▸ **What needs to be done**
The expected output is each entry, given again exactly.

[Data about app and page elements]
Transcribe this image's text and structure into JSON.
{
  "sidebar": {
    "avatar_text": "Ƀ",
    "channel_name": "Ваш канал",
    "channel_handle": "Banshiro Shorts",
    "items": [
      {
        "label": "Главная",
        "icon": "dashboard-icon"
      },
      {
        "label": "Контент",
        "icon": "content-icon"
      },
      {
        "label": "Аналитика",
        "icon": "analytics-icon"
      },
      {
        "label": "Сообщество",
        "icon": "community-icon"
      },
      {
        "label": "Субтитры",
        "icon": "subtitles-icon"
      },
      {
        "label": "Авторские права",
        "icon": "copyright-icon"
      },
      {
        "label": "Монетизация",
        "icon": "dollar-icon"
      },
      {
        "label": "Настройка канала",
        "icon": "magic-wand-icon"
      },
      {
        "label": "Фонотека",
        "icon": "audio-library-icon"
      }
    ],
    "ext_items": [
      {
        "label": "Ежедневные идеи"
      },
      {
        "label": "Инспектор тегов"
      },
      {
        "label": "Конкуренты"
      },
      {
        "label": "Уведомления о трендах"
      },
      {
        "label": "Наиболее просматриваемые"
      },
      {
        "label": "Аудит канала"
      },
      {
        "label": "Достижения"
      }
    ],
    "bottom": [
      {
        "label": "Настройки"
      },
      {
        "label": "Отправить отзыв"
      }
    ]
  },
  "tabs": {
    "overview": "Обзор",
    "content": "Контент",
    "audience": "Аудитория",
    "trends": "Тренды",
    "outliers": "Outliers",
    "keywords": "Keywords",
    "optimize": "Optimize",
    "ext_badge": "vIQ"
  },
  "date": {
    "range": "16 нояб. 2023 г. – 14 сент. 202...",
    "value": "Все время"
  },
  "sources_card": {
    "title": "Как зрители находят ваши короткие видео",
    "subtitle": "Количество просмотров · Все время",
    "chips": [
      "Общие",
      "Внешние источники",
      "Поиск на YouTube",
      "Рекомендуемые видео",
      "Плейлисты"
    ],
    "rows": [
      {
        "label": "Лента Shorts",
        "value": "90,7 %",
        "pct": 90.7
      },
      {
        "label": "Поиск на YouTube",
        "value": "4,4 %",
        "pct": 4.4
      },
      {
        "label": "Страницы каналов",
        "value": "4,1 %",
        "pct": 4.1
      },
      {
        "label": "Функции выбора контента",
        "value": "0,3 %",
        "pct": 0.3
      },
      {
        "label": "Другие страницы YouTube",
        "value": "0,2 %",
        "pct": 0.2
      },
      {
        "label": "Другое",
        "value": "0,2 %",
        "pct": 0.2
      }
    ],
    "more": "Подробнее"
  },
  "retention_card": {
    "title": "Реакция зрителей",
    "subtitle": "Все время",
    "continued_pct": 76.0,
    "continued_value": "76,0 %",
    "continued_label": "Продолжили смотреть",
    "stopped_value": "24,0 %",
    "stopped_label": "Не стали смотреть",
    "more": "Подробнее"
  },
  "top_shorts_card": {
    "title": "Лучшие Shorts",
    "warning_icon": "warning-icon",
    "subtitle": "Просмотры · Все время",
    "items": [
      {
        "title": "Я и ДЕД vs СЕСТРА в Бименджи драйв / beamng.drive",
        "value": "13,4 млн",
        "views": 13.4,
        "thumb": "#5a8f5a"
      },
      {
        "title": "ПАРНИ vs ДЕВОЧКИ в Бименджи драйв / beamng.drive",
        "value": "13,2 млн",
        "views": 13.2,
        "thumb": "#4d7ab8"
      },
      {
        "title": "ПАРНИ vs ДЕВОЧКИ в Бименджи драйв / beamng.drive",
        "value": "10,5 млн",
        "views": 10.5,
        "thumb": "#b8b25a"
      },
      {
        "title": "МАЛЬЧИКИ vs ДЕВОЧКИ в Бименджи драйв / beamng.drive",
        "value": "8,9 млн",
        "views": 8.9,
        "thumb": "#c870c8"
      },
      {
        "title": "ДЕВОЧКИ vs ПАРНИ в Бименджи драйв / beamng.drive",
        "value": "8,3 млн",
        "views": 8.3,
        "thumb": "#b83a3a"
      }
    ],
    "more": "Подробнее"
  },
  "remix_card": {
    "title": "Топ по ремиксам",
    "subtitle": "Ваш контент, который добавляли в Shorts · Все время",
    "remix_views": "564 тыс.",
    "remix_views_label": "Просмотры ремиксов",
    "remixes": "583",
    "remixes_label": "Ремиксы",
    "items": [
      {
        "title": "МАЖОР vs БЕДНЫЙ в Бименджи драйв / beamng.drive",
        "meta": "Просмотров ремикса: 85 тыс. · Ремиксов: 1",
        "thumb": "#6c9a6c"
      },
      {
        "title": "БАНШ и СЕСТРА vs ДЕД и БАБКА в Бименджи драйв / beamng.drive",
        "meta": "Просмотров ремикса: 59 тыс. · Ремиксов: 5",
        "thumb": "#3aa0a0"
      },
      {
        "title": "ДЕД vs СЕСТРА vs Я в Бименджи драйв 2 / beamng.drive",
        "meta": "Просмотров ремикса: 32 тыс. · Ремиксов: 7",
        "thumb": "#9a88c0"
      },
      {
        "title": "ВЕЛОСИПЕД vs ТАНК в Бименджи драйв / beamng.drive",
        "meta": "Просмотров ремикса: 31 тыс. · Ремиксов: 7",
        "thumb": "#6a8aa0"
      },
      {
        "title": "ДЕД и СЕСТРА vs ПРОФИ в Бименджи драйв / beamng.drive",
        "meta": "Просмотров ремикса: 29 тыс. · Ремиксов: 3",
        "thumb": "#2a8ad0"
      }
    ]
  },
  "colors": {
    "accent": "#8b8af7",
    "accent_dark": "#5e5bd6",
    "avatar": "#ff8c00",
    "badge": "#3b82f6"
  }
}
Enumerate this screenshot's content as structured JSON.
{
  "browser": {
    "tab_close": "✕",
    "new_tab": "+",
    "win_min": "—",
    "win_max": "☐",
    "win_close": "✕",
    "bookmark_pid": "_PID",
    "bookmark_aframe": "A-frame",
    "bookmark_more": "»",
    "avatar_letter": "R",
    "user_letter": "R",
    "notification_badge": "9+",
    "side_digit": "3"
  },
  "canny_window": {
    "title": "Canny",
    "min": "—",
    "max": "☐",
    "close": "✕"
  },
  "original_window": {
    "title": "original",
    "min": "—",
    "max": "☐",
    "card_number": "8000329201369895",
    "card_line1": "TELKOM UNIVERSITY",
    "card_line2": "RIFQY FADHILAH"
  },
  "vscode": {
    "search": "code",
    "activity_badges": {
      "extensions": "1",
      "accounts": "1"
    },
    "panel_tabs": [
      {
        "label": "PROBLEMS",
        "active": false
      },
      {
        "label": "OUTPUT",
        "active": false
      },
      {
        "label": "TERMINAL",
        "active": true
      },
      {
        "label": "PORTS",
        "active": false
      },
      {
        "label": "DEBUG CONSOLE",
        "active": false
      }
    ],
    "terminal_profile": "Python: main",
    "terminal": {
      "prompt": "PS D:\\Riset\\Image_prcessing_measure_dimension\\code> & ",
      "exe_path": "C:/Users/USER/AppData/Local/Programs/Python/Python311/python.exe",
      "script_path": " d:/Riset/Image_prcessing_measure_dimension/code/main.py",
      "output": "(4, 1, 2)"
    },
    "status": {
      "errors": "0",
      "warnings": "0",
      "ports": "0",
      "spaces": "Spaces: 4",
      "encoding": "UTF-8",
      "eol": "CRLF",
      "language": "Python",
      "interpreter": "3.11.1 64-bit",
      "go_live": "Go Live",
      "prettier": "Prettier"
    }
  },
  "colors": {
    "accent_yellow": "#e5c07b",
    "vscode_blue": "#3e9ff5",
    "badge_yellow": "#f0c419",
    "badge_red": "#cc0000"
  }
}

▸ **Expected answer**
Transcribe this image's text and structure into JSON.
{
  "sidebar": {
    "avatar_text": "Ƀ",
    "channel_name": "Ваш канал",
    "channel_handle": "Banshiro Shorts",
    "items": [
      {
        "label": "Главная",
        "icon": "dashboard-icon"
      },
      {
        "label": "Контент",
        "icon": "content-icon"
      },
      {
        "label": "Аналитика",
        "icon": "analytics-icon"
      },
      {
        "label": "Сообщество",
        "icon": "community-icon"
      },
      {
        "label": "Субтитры",
        "icon": "subtitles-icon"
      },
      {
        "label": "Авторские права",
        "icon": "copyright-icon"
      },
      {
        "label": "Монетизация",
        "icon": "dollar-icon"
      },
      {
        "label": "Настройка канала",
        "icon": "magic-wand-icon"
      },
      {
        "label": "Фонотека",
        "icon": "audio-library-icon"
      }
    ],
    "ext_items": [
      {
        "label": "Ежедневные идеи"
      },
      {
        "label": "Инспектор тегов"
      },
      {
        "label": "Конкуренты"
      },
      {
        "label": "Уведомления о трендах"
      },
      {
        "label": "Наиболее просматриваемые"
      },
      {
        "label": "Аудит канала"
      },
      {
        "label": "Достижения"
      }
    ],
    "bottom": [
      {
        "label": "Настройки"
      },
      {
        "label": "Отправить отзыв"
      }
    ]
  },
  "tabs": {
    "overview": "Обзор",
    "content": "Контент",
    "audience": "Аудитория",
    "trends": "Тренды",
    "outliers": "Outliers",
    "keywords": "Keywords",
    "optimize": "Optimize",
    "ext_badge": "vIQ"
  },
  "date": {
    "range": "16 нояб. 2023 г. – 14 сент. 202...",
    "value": "Все время"
  },
  "sources_card": {
    "title": "Как зрители находят ваши короткие видео",
    "subtitle": "Количество просмотров · Все время",
    "chips": [
      "Общие",
      "Внешние источники",
      "Поиск на YouTube",
      "Рекомендуемые видео",
      "Плейлисты"
    ],
    "rows": [
      {
        "label": "Лента Shorts",
        "value": "90,7 %",
        "pct": 90.7
      },
      {
        "label": "Поиск на YouTube",
        "value": "4,4 %",
        "pct": 4.4
      },
      {
        "label": "Страницы каналов",
        "value": "4,1 %",
        "pct": 4.1
      },
      {
        "label": "Функции выбора контента",
        "value": "0,3 %",
        "pct": 0.3
      },
      {
        "label": "Другие страницы YouTube",
        "value": "0,2 %",
        "pct": 0.2
      },
      {
        "label": "Другое",
        "value": "0,2 %",
        "pct": 0.2
      }
    ],
    "more": "Подробнее"
  },
  "retention_card": {
    "title": "Реакция зрителей",
    "subtitle": "Все время",
    "continued_pct": 76.0,
    "continued_value": "76,0 %",
    "continued_label": "Продолжили смотреть",
    "stopped_value": "24,0 %",
    "stopped_label": "Не стали смотреть",
    "more": "Подробнее"
  },
  "top_shorts_card": {
    "title": "Лучшие Shorts",
    "warning_icon": "warning-icon",
    "subtitle": "Просмотры · Все время",
    "items": [
      {
        "title": "Я и ДЕД vs СЕСТРА в Бименджи драйв / beamng.drive",
        "value": "13,4 млн",
        "views": 13.4,
        "thumb": "#5a8f5a"
      },
      {
        "title": "ПАРНИ vs ДЕВОЧКИ в Бименджи драйв / beamng.drive",
        "value": "13,2 млн",
        "views": 13.2,
        "thumb": "#4d7ab8"
      },
      {
        "title": "ПАРНИ vs ДЕВОЧКИ в Бименджи драйв / beamng.drive",
        "value": "10,5 млн",
        "views": 10.5,
        "thumb": "#b8b25a"
      },
      {
        "title": "МАЛЬЧИКИ vs ДЕВОЧКИ в Бименджи драйв / beamng.drive",
        "value": "8,9 млн",
        "views": 8.9,
        "thumb": "#c870c8"
      },
      {
        "title": "ДЕВОЧКИ vs ПАРНИ в Бименджи драйв / beamng.drive",
        "value": "8,3 млн",
        "views": 8.3,
        "thumb": "#b83a3a"
      }
    ],
    "more": "Подробнее"
  },
  "remix_card": {
    "title": "Топ по ремиксам",
    "subtitle": "Ваш контент, который добавляли в Shorts · Все время",
    "remix_views": "564 тыс.",
    "remix_views_label": "Просмотры ремиксов",
    "remixes": "583",
    "remixes_label": "Ремиксы",
    "items": [
      {
        "title": "МАЖОР vs БЕДНЫЙ в Бименджи драйв / beamng.drive",
        "meta": "Просмотров ремикса: 85 тыс. · Ремиксов: 1",
        "thumb": "#6c9a6c"
      },
      {
        "title": "БАНШ и СЕСТРА vs ДЕД и БАБКА в Бименджи драйв / beamng.drive",
        "meta": "Просмотров ремикса: 59 тыс. · Ремиксов: 5",
        "thumb": "#3aa0a0"
      },
      {
        "title": "ДЕД vs СЕСТРА vs Я в Бименджи драйв 2 / beamng.drive",
        "meta": "Просмотров ремикса: 32 тыс. · Ремиксов: 7",
        "thumb": "#9a88c0"
      },
      {
        "title": "ВЕЛОСИПЕД vs ТАНК в Бименджи драйв / beamng.drive",
        "meta": "Просмотров ремикса: 31 тыс. · Ремиксов: 7",
        "thumb": "#6a8aa0"
      },
      {
        "title": "ДЕД и СЕСТРА vs ПРОФИ в Бименджи драйв / beamng.drive",
        "meta": "Просмотров ремикса: 29 тыс. · Ремиксов: 3",
        "thumb": "#2a8ad0"
      }
    ]
  },
  "colors": {
    "accent": "#8b8af7",
    "accent_dark": "#5e5bd6",
    "avatar": "#ff8c00",
    "badge": "#3b82f6"
  }
}
Enumerate this screenshot's content as structured JSON.
{
  "browser": {
    "tab_close": "✕",
    "new_tab": "+",
    "win_min": "—",
    "win_max": "☐",
    "win_close": "✕",
    "bookmark_pid": "_PID",
    "bookmark_aframe": "A-frame",
    "bookmark_more": "»",
    "avatar_letter": "R",
    "user_letter": "R",
    "notification_badge": "9+",
    "side_digit": "3"
  },
  "canny_window": {
    "title": "Canny",
    "min": "—",
    "max": "☐",
    "close": "✕"
  },
  "original_window": {
    "title": "original",
    "min": "—",
    "max": "☐",
    "card_number": "8000329201369895",
    "card_line1": "TELKOM UNIVERSITY",
    "card_line2": "RIFQY FADHILAH"
  },
  "vscode": {
    "search": "code",
    "activity_badges": {
      "extensions": "1",
      "accounts": "1"
    },
    "panel_tabs": [
      {
        "label": "PROBLEMS",
        "active": false
      },
      {
        "label": "OUTPUT",
        "active": false
      },
      {
        "label": "TERMINAL",
        "active": true
      },
      {
        "label": "PORTS",
        "active": false
      },
      {
        "label": "DEBUG CONSOLE",
        "active": false
      }
    ],
    "terminal_profile": "Python: main",
    "terminal": {
      "prompt": "PS D:\\Riset\\Image_prcessing_measure_dimension\\code> & ",
      "exe_path": "C:/Users/USER/AppData/Local/Programs/Python/Python311/python.exe",
      "script_path": " d:/Riset/Image_prcessing_measure_dimension/code/main.py",
      "output": "(4, 1, 2)"
    },
    "status": {
      "errors": "0",
      "warnings": "0",
      "ports": "0",
      "spaces": "Spaces: 4",
      "encoding": "UTF-8",
      "eol": "CRLF",
      "language": "Python",
      "interpreter": "3.11.1 64-bit",
      "go_live": "Go Live",
      "prettier": "Prettier"
    }
  },
  "colors": {
    "accent_yellow": "#e5c07b",
    "vscode_blue": "#3e9ff5",
    "badge_yellow": "#f0c419",
    "badge_red": "#cc0000"
  }
}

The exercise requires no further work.